Copy every record exactly, and keep the pictures out.

Component data from apps and pages:
....................
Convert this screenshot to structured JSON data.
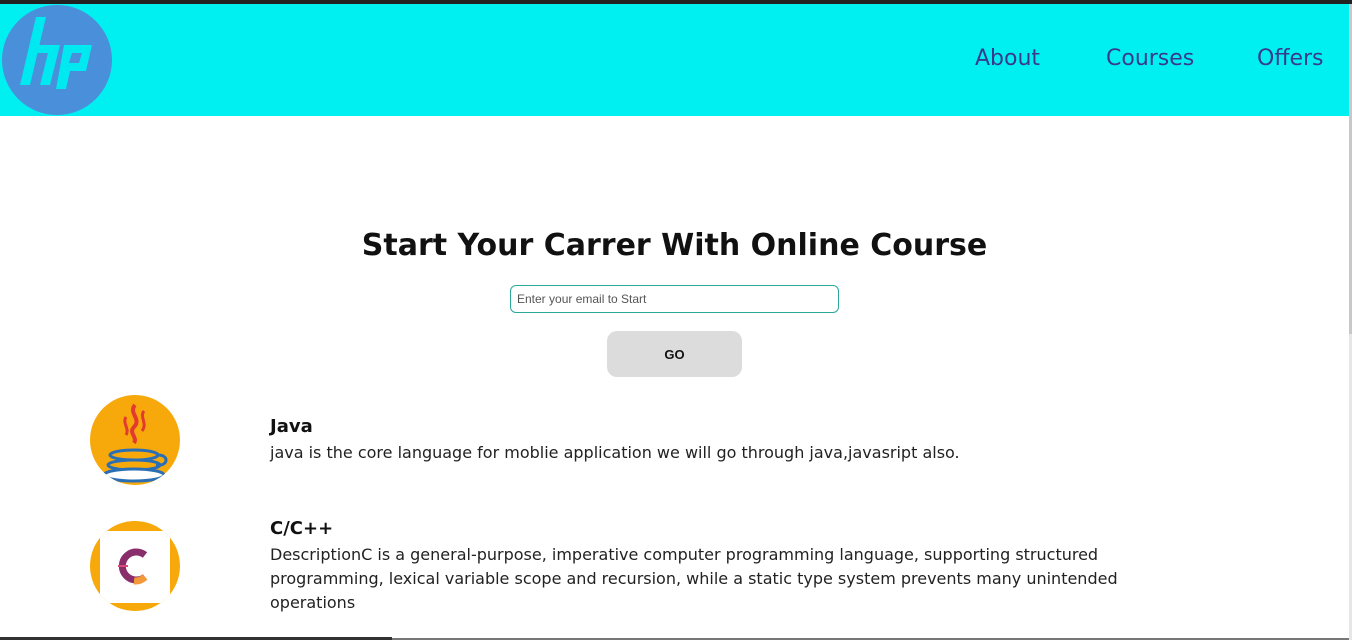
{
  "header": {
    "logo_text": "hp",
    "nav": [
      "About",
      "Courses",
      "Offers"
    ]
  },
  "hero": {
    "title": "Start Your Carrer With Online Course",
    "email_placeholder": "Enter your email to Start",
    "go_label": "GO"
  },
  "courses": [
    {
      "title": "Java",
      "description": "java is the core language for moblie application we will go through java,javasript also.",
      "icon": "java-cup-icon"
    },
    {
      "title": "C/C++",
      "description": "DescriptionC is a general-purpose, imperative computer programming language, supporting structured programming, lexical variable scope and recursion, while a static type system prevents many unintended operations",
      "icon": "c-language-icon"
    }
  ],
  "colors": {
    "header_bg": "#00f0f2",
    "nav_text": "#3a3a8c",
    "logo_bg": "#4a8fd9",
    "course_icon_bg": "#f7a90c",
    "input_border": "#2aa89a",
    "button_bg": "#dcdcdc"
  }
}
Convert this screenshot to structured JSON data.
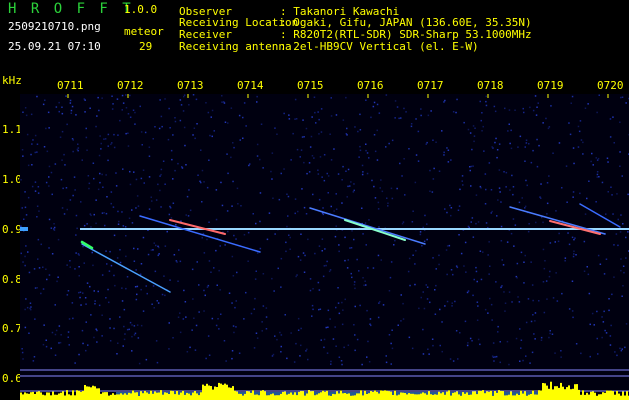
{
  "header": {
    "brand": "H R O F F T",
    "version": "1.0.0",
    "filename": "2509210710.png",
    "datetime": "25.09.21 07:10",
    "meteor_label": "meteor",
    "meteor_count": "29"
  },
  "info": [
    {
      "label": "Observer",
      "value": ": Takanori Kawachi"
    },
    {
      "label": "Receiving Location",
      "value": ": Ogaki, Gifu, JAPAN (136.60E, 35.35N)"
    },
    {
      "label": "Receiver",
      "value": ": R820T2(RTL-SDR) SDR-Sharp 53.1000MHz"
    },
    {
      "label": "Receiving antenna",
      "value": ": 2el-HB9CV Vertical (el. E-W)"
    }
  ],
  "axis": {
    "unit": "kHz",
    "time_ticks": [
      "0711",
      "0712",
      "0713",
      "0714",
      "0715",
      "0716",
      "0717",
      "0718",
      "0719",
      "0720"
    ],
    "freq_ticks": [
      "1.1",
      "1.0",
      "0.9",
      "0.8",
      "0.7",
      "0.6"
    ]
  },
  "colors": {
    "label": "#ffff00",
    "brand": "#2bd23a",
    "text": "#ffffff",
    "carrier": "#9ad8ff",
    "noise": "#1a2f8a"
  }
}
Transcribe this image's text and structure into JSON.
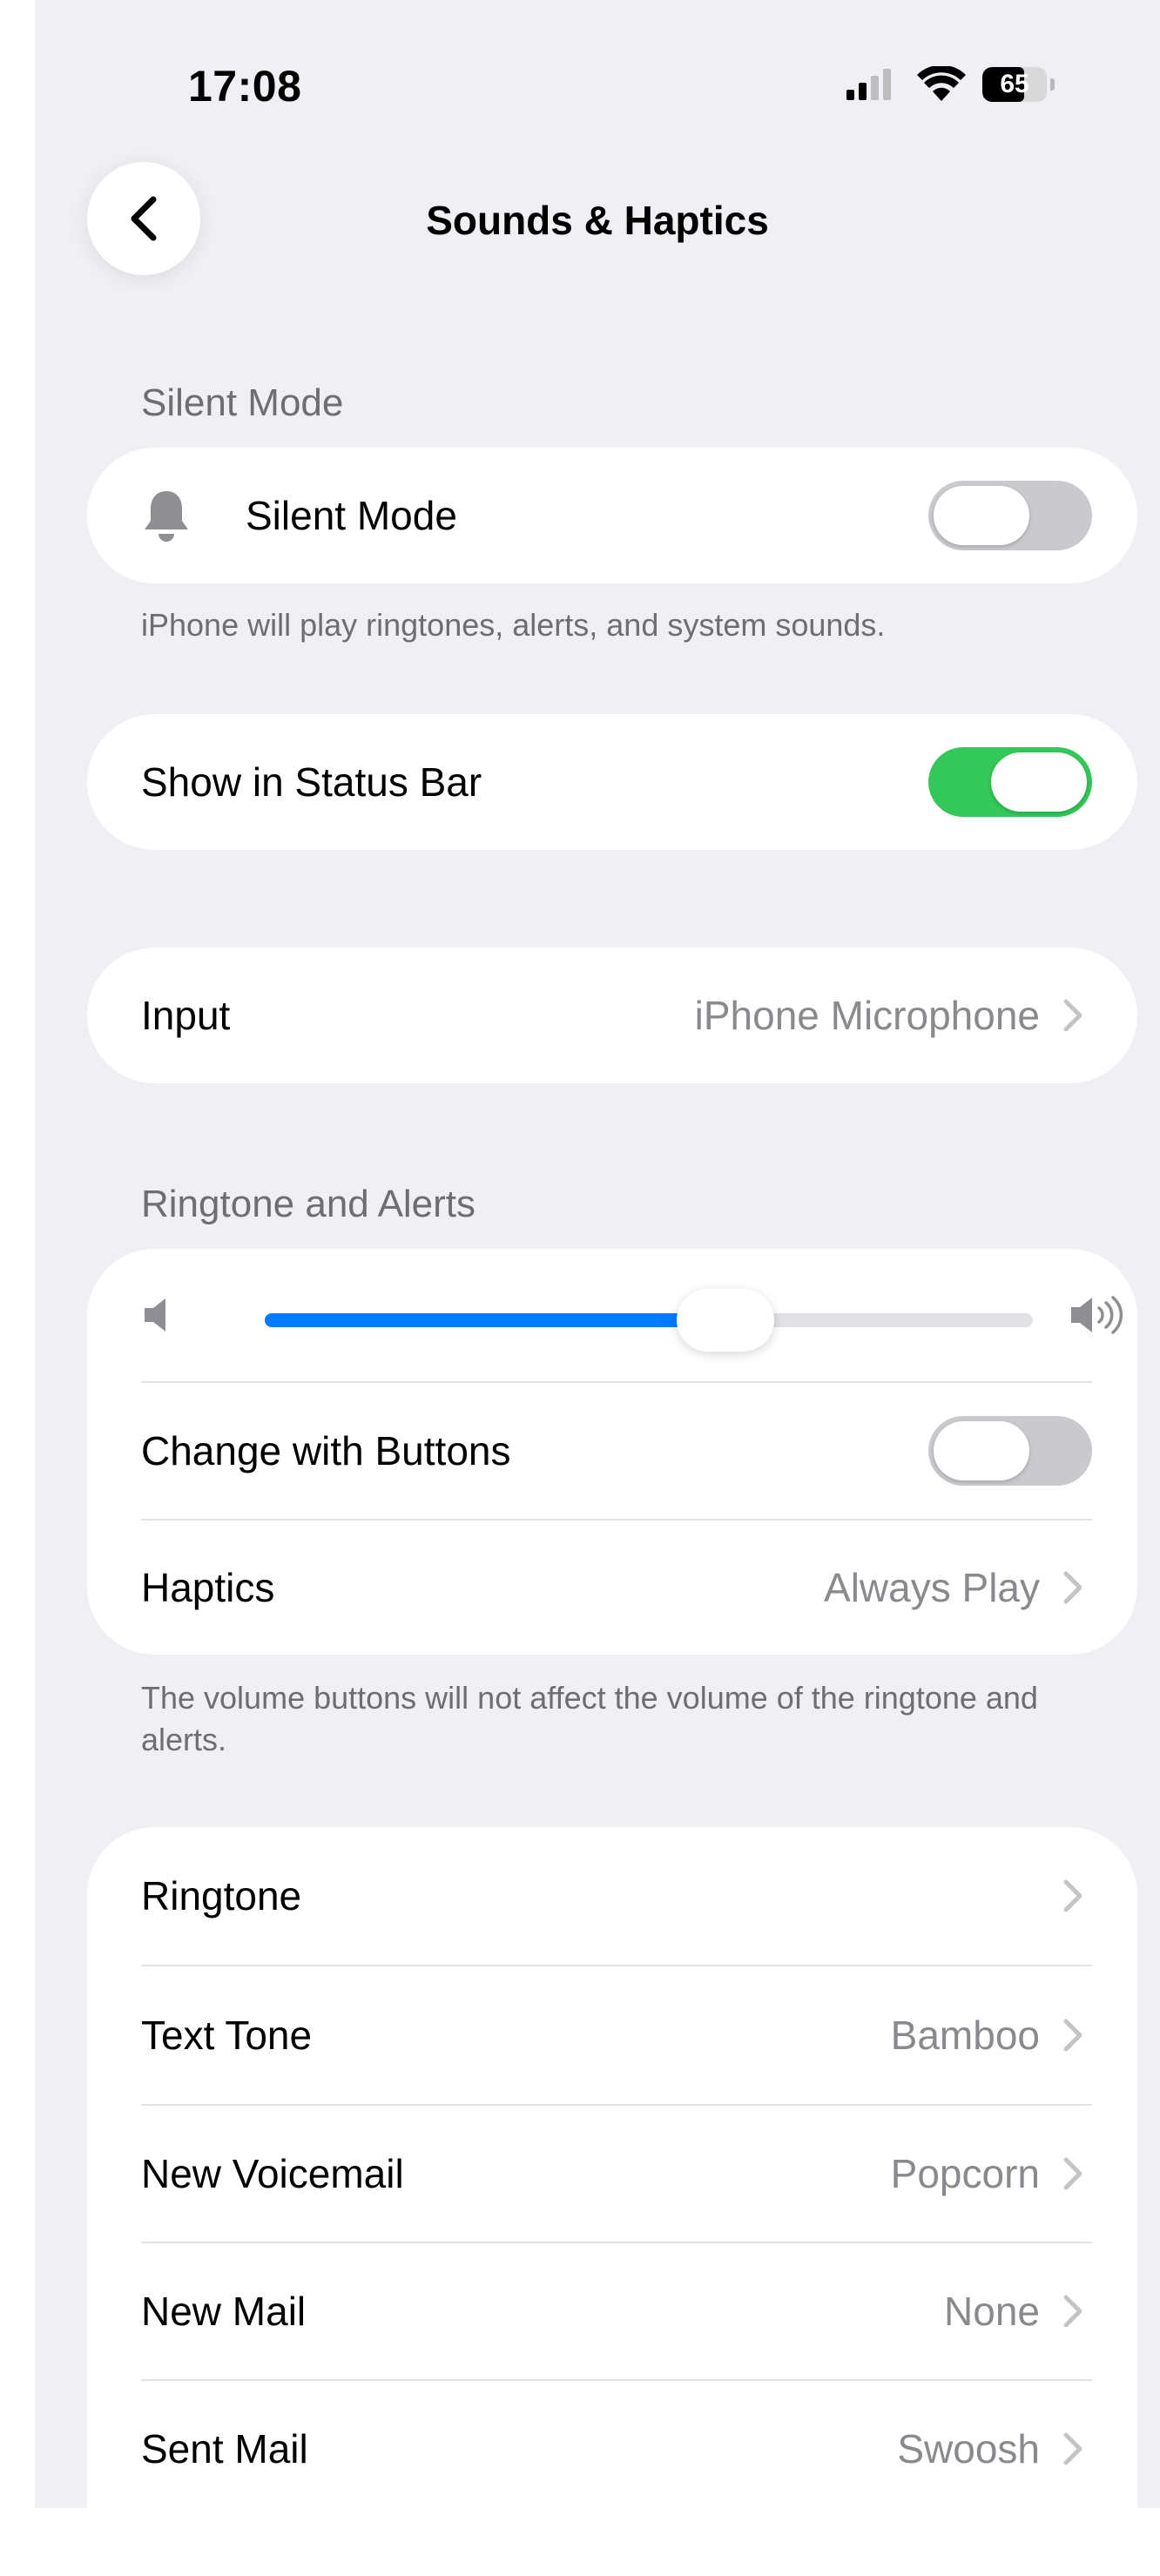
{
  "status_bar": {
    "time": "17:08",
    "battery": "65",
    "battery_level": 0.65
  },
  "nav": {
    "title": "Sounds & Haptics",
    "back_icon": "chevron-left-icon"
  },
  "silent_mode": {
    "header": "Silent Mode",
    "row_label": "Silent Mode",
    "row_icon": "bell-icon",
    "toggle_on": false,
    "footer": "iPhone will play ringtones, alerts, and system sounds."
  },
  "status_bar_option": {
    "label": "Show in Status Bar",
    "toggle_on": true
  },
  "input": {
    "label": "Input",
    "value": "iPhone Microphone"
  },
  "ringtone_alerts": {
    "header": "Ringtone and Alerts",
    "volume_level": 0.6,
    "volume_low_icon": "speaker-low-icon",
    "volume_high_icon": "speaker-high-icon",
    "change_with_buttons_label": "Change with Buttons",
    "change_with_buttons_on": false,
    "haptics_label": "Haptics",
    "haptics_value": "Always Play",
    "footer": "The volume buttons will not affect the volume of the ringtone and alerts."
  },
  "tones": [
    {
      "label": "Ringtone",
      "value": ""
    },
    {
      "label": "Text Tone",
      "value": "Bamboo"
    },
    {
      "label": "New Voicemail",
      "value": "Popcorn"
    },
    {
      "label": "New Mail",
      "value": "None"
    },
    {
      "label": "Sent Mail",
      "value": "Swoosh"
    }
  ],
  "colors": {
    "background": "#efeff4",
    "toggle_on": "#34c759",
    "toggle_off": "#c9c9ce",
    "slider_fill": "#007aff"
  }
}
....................
RESPONSE BELOW →
Convert this screenshot to structured JSON data.
{
  "header": {
    "logo_text": "hp",
    "nav": [
      "About",
      "Courses",
      "Offers"
    ]
  },
  "hero": {
    "title": "Start Your Carrer With Online Course",
    "email_placeholder": "Enter your email to Start",
    "go_label": "GO"
  },
  "courses": [
    {
      "title": "Java",
      "description": "java is the core language for moblie application we will go through java,javasript also.",
      "icon": "java-cup-icon"
    },
    {
      "title": "C/C++",
      "description": "DescriptionC is a general-purpose, imperative computer programming language, supporting structured programming, lexical variable scope and recursion, while a static type system prevents many unintended operations",
      "icon": "c-language-icon"
    }
  ],
  "colors": {
    "header_bg": "#00f0f2",
    "nav_text": "#3a3a8c",
    "logo_bg": "#4a8fd9",
    "course_icon_bg": "#f7a90c",
    "input_border": "#2aa89a",
    "button_bg": "#dcdcdc"
  }
}
Convert this screenshot to structured JSON data.
{
  "header": {
    "brand": "H R O F F T",
    "version": "1.0.0",
    "filename": "2509210710.png",
    "datetime": "25.09.21 07:10",
    "meteor_label": "meteor",
    "meteor_count": "29"
  },
  "info": [
    {
      "label": "Observer",
      "value": ": Takanori Kawachi"
    },
    {
      "label": "Receiving Location",
      "value": ": Ogaki, Gifu, JAPAN (136.60E, 35.35N)"
    },
    {
      "label": "Receiver",
      "value": ": R820T2(RTL-SDR) SDR-Sharp 53.1000MHz"
    },
    {
      "label": "Receiving antenna",
      "value": ": 2el-HB9CV Vertical (el. E-W)"
    }
  ],
  "axis": {
    "unit": "kHz",
    "time_ticks": [
      "0711",
      "0712",
      "0713",
      "0714",
      "0715",
      "0716",
      "0717",
      "0718",
      "0719",
      "0720"
    ],
    "freq_ticks": [
      "1.1",
      "1.0",
      "0.9",
      "0.8",
      "0.7",
      "0.6"
    ]
  },
  "colors": {
    "label": "#ffff00",
    "brand": "#2bd23a",
    "text": "#ffffff",
    "carrier": "#9ad8ff",
    "noise": "#1a2f8a"
  }
}
Transcribe this image's text and structure into JSON.
{
  "status_bar": {
    "time": "17:08",
    "battery": "65",
    "battery_level": 0.65
  },
  "nav": {
    "title": "Sounds & Haptics",
    "back_icon": "chevron-left-icon"
  },
  "silent_mode": {
    "header": "Silent Mode",
    "row_label": "Silent Mode",
    "row_icon": "bell-icon",
    "toggle_on": false,
    "footer": "iPhone will play ringtones, alerts, and system sounds."
  },
  "status_bar_option": {
    "label": "Show in Status Bar",
    "toggle_on": true
  },
  "input": {
    "label": "Input",
    "value": "iPhone Microphone"
  },
  "ringtone_alerts": {
    "header": "Ringtone and Alerts",
    "volume_level": 0.6,
    "volume_low_icon": "speaker-low-icon",
    "volume_high_icon": "speaker-high-icon",
    "change_with_buttons_label": "Change with Buttons",
    "change_with_buttons_on": false,
    "haptics_label": "Haptics",
    "haptics_value": "Always Play",
    "footer": "The volume buttons will not affect the volume of the ringtone and alerts."
  },
  "tones": [
    {
      "label": "Ringtone",
      "value": ""
    },
    {
      "label": "Text Tone",
      "value": "Bamboo"
    },
    {
      "label": "New Voicemail",
      "value": "Popcorn"
    },
    {
      "label": "New Mail",
      "value": "None"
    },
    {
      "label": "Sent Mail",
      "value": "Swoosh"
    }
  ],
  "colors": {
    "background": "#efeff4",
    "toggle_on": "#34c759",
    "toggle_off": "#c9c9ce",
    "slider_fill": "#007aff"
  }
}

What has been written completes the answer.